Under the successive blows of a federal government committed to smashing unions through the mis-named Work Choices legislation, and then the replacement of a 16-year state Labor government by a National Liberal landslide, Unions NSW has reached out. Work Choices was replaced by Fair Work Australia after the 2007 election, but the campaign against the NSW Government’s cuts and privatisation programme is only just getting under way.
With 600,000 trade union members, 20% of the NSW workforce, unions have sought alliances with community groups, especially service users, for example through Sydney Citizens (which the unions helped found) and local town groups called Community Unions. The Your Rights at Work campaign was, Mark told us, “aggressively focus-grouped” with every word chosen because it resonated publicly, rather than just with activists. Individual workers’ stories were the main campaign tools, even though the aim of the Work Choices legislation was to undermine collective bargaining and union recognition. The unions didn’t play the right’s game, and won support from union members, churches, service users and Greens as well as Labor.
And now that Labor is out of power at state level and facing a fight for re-election federally, those tactics are being put to similar use in the Better Services for a Better State campaign, with its five objectives, which politicians are asked to pledge support for:
* invest in services;
* look after public assets;
* plan long-term;
* back our workers; and
* govern for the common good.
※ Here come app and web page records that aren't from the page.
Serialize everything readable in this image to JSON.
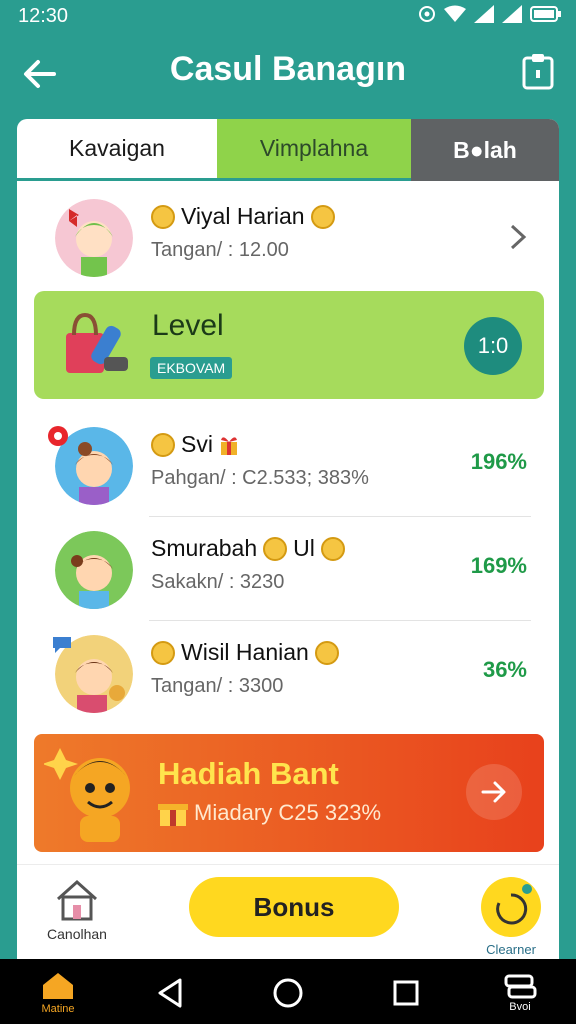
{
  "status_bar": {
    "time": "12:30"
  },
  "header": {
    "title": "Casul Banagın"
  },
  "tabs": [
    {
      "label": "Kavaigan"
    },
    {
      "label": "Vimplahna"
    },
    {
      "label": "B●lah"
    }
  ],
  "rows": [
    {
      "title": "Viyal Harian",
      "subtitle": "Tangan/ : 12.00",
      "percent": ""
    },
    {
      "title": "Svi",
      "subtitle": "Pahgan/ : C2.533; 383%",
      "percent": "196%"
    },
    {
      "title": "Smurabah",
      "title_suffix": "Ul",
      "subtitle": "Sakakn/ : 3230",
      "percent": "169%"
    },
    {
      "title": "Wisil Hanian",
      "subtitle": "Tangan/ : 3300",
      "percent": "36%"
    }
  ],
  "level_card": {
    "title": "Level",
    "badge": "EKBOVAM",
    "count": "1:0"
  },
  "promo": {
    "title": "Hadiah Bant",
    "subtitle": "Miadary C25 323%"
  },
  "bottom": {
    "left_label": "Canolhan",
    "bonus_label": "Bonus",
    "right_label": "Clearner"
  },
  "nav": {
    "home_label": "Matine",
    "right_label": "Bvoi"
  },
  "colors": {
    "teal": "#2a9d90",
    "green": "#a6db5c",
    "orange": "#e8411c",
    "yellow": "#ffd81f"
  }
}
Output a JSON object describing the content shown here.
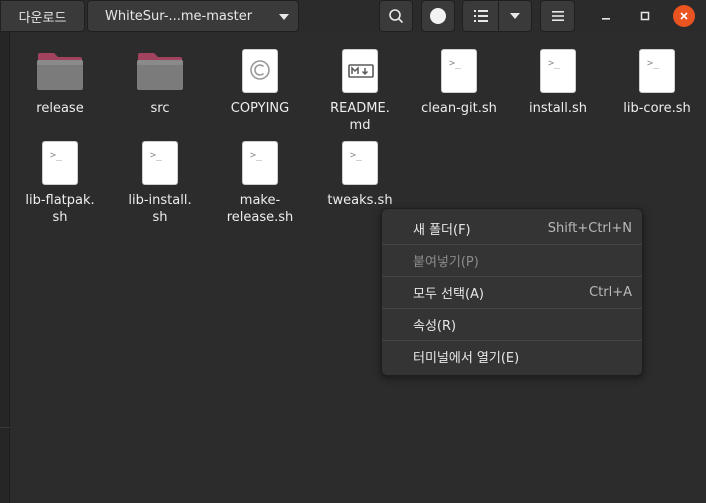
{
  "header": {
    "breadcrumbs": [
      "다운로드",
      "WhiteSur-...me-master"
    ]
  },
  "files": [
    {
      "name": "release",
      "kind": "folder"
    },
    {
      "name": "src",
      "kind": "folder"
    },
    {
      "name": "COPYING",
      "kind": "copyright"
    },
    {
      "name": "README.\nmd",
      "kind": "markdown"
    },
    {
      "name": "clean-git.sh",
      "kind": "script"
    },
    {
      "name": "install.sh",
      "kind": "script"
    },
    {
      "name": "lib-core.sh",
      "kind": "script"
    },
    {
      "name": "lib-flatpak.\nsh",
      "kind": "script"
    },
    {
      "name": "lib-install.\nsh",
      "kind": "script"
    },
    {
      "name": "make-\nrelease.sh",
      "kind": "script"
    },
    {
      "name": "tweaks.sh",
      "kind": "script"
    }
  ],
  "context_menu": {
    "items": [
      {
        "label": "새 폴더(F)",
        "accel": "Shift+Ctrl+N",
        "enabled": true
      },
      {
        "label": "붙여넣기(P)",
        "accel": "",
        "enabled": false
      },
      {
        "label": "모두 선택(A)",
        "accel": "Ctrl+A",
        "enabled": true
      },
      {
        "label": "속성(R)",
        "accel": "",
        "enabled": true
      },
      {
        "label": "터미널에서 열기(E)",
        "accel": "",
        "enabled": true
      }
    ]
  },
  "colors": {
    "accent": "#e95420",
    "background": "#2c2c2c",
    "menu_bg": "#343434"
  },
  "icons": [
    "search-icon",
    "view-toggle-icon",
    "list-view-icon",
    "chevron-down-icon",
    "hamburger-menu-icon",
    "minimize-icon",
    "maximize-icon",
    "close-icon"
  ]
}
UnionsNSW ran a hugely successful campaign against Work Choices and, as well as ticking all the boxes for excitement and popularity, it secured its objective: higher than average swings to Labor in marginal seats, and a Government committed to reform industrial relations. They did it by pooling union resources (with a massive $8 a member levy for the campaign), reaching out to members and focusing on the effect of reduced union capacity, rather than union strength per se. Here’s hoping their new campaign will be just as successful!